The sad thing is, Occupy Wall Street is setting itself up as a sort of anti-Tea Party... and while it's true that the two movements are ideologically irreconcilable, it would be much better if the two groups could work together to effect some real change in Washington. I don't hold any illusions that it will actually happen, but if Occupy and the Tea Party got together, say, to push for term limits in Congress so that the politicians can't just gerrymander their districts so they have what essentially amounts to lifetime appointments, or start pushing for the criminalization of insider trading by members of Congress, we might actually get something done. But besides ideology, linking the two groups will never happen because I doubt anyone from the Tea Party would be willing to put up with the foul smell emanating from OWS's protest camps.
The problem is that, although the Tea Party has made some headway, electing some candidates at the local, state and national levels, they face an uphill battle, both against the Left and the political establishment in the GOP. The Occupy movement, on the other hand, has garnered quite a bit of support from Leftist politicians who want to use the movement to shift focus away from their own complicity in our economic crisis and shift the focus onto Republicans, who they blame for anything and everything.
But when it gets right down to it, Occupy is a group of individuals coming together in the name of personal greed. They don't like the fact that others have more than they do, and they want a slice of the pie. But the overriding theme on the Left is greed -- whether it's the greed of politicians using the system for their own personal gain, or people protesting in the streets, destroying private and public property because they believe they deserve money they have not earned; everyone wants their government cheese. It's difficult to tell just how much momentum Occupy will gain, or what the long-term effects will be for America, but one thing is for certain: if the United States starts running things the way the Occupiers want us to, we're all doomed.

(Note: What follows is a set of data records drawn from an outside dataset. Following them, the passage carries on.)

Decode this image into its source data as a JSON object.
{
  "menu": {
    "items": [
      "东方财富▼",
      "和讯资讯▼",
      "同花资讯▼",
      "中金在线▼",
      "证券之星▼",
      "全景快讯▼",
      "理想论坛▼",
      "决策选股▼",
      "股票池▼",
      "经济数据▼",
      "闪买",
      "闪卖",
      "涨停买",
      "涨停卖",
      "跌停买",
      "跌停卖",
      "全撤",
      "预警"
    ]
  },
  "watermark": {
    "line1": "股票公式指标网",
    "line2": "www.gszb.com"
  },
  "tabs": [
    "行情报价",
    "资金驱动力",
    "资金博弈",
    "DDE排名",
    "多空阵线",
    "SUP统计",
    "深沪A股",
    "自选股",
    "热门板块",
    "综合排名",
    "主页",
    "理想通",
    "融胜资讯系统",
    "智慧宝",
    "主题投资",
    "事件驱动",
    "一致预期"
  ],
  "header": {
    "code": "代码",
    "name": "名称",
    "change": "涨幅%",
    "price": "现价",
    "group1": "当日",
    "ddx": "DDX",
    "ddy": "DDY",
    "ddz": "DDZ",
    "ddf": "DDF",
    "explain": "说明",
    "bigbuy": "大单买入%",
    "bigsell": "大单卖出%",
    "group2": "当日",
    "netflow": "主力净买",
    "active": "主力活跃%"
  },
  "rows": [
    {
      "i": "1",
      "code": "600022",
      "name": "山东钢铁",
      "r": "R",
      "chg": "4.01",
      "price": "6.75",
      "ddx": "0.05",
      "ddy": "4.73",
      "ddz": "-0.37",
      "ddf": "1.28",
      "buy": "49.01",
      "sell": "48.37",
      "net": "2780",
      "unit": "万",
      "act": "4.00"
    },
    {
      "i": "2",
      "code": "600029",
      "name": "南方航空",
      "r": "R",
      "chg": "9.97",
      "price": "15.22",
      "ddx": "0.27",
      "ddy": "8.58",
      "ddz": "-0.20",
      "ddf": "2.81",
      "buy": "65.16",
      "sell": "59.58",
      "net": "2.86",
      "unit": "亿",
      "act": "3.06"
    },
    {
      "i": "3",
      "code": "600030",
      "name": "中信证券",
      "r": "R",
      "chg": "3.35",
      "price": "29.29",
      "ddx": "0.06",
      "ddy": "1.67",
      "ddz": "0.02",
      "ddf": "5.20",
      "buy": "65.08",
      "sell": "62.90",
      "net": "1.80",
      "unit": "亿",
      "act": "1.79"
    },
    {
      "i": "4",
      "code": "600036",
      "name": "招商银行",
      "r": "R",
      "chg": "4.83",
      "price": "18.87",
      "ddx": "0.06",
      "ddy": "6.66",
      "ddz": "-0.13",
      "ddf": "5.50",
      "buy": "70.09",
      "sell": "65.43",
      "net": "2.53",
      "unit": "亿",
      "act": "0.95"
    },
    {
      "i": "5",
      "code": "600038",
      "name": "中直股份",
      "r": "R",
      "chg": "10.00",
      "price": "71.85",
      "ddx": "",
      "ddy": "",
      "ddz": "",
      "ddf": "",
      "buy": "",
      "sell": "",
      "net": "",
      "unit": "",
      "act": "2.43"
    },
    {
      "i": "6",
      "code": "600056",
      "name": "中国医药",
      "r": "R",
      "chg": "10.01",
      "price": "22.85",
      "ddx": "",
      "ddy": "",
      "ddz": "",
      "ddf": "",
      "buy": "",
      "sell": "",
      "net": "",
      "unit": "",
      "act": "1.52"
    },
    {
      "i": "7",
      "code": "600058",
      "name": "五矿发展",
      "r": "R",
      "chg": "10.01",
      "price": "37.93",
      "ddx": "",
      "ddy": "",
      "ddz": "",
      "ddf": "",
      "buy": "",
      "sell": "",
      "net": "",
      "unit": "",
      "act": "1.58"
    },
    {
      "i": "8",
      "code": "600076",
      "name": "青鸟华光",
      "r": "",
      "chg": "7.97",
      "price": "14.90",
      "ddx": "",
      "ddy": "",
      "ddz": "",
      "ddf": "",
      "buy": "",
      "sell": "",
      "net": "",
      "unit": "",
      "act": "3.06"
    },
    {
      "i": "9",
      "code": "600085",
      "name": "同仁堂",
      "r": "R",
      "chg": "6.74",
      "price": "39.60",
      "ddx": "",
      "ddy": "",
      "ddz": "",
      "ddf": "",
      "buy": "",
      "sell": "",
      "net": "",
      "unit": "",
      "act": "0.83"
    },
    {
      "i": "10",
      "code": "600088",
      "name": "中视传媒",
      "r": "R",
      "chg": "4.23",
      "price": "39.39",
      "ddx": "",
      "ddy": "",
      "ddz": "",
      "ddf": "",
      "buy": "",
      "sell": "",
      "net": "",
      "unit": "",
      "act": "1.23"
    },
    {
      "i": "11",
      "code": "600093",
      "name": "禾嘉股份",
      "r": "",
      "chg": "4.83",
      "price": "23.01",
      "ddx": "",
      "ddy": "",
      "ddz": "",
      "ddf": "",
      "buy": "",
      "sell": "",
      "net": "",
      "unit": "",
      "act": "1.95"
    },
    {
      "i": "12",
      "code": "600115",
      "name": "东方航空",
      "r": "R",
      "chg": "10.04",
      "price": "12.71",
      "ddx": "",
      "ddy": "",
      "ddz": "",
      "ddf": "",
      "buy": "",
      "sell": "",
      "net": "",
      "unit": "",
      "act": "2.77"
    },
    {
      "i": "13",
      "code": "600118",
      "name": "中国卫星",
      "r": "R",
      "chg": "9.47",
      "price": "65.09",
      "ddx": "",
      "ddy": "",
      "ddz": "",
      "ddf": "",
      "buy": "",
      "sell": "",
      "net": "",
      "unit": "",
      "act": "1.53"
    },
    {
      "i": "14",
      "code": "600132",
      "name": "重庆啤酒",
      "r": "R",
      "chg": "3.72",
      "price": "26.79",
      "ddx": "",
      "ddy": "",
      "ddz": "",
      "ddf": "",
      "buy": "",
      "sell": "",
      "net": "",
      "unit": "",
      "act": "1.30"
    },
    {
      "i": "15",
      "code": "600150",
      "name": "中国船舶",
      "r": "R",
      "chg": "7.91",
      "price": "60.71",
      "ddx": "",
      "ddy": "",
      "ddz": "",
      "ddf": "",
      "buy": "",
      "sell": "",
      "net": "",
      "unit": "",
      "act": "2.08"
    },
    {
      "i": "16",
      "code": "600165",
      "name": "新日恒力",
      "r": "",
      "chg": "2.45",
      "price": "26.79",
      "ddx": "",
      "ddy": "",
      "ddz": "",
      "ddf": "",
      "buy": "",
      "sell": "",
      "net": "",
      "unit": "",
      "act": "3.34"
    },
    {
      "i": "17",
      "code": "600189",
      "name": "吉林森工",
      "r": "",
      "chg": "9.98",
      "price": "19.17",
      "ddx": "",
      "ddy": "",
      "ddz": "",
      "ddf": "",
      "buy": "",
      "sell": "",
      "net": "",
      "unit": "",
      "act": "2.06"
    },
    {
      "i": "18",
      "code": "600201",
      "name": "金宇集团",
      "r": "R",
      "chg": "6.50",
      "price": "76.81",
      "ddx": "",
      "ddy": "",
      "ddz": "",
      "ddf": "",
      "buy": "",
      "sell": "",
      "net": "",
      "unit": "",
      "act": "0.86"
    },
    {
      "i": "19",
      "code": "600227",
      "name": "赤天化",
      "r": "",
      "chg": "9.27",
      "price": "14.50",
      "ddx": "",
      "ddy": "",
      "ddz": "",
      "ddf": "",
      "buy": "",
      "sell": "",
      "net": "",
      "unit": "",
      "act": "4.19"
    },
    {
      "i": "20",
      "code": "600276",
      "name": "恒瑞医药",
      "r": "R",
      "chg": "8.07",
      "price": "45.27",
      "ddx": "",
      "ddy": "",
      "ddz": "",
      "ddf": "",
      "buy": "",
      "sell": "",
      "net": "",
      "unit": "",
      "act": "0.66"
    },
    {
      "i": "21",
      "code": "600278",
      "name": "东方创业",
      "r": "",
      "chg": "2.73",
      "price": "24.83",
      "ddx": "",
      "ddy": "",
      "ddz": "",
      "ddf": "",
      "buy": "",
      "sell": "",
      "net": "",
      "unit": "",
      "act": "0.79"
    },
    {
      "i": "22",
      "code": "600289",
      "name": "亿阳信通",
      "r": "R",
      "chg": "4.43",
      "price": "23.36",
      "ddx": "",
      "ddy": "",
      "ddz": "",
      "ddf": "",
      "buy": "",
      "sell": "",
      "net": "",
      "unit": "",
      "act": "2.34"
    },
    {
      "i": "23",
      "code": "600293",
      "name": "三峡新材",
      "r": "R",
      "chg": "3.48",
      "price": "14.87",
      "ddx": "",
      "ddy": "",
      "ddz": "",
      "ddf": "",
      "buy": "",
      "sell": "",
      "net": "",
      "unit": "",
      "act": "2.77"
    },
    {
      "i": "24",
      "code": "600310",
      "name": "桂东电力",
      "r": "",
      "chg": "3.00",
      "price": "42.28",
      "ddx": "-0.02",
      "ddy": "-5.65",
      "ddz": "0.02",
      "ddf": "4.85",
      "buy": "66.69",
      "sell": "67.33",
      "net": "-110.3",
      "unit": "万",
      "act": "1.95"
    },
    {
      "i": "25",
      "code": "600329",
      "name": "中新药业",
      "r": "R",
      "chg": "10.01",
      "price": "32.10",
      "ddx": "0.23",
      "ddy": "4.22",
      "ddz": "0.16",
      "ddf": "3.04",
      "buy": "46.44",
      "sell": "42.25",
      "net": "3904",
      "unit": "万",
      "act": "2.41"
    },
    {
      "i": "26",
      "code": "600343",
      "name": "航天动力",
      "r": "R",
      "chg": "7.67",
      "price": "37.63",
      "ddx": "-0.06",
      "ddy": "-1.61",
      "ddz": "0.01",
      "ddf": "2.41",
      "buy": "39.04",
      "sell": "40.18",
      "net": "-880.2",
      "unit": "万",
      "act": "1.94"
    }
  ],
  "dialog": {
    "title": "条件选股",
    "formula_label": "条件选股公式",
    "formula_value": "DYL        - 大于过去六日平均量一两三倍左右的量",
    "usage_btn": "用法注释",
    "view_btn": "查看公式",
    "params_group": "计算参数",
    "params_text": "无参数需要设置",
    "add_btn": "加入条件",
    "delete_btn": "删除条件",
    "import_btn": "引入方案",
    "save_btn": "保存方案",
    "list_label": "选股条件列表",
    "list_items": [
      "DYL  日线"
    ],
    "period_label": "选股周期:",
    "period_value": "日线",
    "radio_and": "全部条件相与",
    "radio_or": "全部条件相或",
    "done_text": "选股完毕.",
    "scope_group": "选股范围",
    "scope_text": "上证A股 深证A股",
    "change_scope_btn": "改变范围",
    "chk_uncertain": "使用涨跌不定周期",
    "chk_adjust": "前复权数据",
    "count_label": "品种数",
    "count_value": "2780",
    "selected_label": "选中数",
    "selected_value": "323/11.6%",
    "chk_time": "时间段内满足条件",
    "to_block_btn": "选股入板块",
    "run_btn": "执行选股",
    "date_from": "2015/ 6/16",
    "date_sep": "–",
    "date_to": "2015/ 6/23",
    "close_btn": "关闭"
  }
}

Robert Cleveland, Senior Conservative Editor: Robert Cleveland is the IT Director for a document management services company. When he isn't working on computers and scanners, he's spending time with his wife and kids, or writing about just how jacked-up Washington politics is. He is a strong believer that hard work and freedom are what make America the greatest nation on the planet, and it is of the utmost importance that we never lose those values. Robert's other writing can be found at his blog, more...)